Another line in the document advised: “Be aware that body language and social signals are less easy to interpret via video.” I pointed out that body language and social signals are difficult to interpret at the best of times from an autistic point of view. My suggestion was that people should not even attempt to use body language during a video call, but rather should concentrate on what they are saying and try to avoid statements that are sarcastic, ironic, and so on. It’s possible that video communication could actually be better for many autistic people if that step is taken. Not all of us will feel the same, but I welcome not having to try to decipher endless social cues.

There was a whole section on “keeping in touch” which advised establishing regular “social breaks” in order to help people feel connected to colleagues and avoid social isolation. Now I have mixed feelings about this. On the one hand, I do think it is a good idea for people to stay in contact and sharing does combat isolation. But, and I pointed this out, one of the great benefits of online communication, from an autistic perspective, is the removal of the need to engage in endless “chat” with neurotypicals.

Finally, I attended an online meeting the other day in which the organiser had decided to use an “ice-breaker” exercise (always an odd phrase, that, but I know what they mean). We were asked to indicate (using a ‘pen’ on an online whiteboard) how we were feeling, on a chart which ranged between happy and desperate. This completely threw me, because my alexithymia means I never really know how I am feeling and it takes a great deal of effort to try and figure it out. There was no option on the chart for “I don’t know how I feel”, so the only solution I could come up with was to write that in the chat box. People responded nicely, but I was already far from comfortable with the situation, as they merrily put up coloured crosses to indicate their feelings, had a chat about them, and agreed that this was a great way to start a meeting. For me, the meeting was actually quite spoiled, because I spent the rest of it thinking about the exercise rather than concentrating on the business in hand. So the metaphorical ice expanded and hardened for me. And in any case, probably the straightforward answer to the question “how do you feel” is the one proposed to me by an autistic friend: “with my fingers”! 
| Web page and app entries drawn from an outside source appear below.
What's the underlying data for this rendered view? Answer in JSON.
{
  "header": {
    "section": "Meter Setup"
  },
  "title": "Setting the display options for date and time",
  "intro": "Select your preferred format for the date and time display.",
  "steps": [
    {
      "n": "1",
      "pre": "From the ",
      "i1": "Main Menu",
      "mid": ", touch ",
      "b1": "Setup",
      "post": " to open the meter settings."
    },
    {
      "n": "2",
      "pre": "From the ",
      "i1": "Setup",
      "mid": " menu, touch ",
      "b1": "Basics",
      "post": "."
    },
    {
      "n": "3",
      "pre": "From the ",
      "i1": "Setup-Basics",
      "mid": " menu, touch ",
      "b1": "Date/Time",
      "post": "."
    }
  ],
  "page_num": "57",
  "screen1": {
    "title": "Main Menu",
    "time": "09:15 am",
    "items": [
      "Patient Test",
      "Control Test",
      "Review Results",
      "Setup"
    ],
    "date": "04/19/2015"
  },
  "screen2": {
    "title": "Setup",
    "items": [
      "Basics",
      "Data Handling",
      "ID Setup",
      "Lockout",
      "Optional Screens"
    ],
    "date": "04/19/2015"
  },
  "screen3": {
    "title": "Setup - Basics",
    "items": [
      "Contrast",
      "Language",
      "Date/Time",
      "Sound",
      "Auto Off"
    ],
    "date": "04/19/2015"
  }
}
There is a lot more that could be said about accessible home working. But I am very pleased that the university is taking this so seriously and involving autistic people directly in the formulation of advice and policy.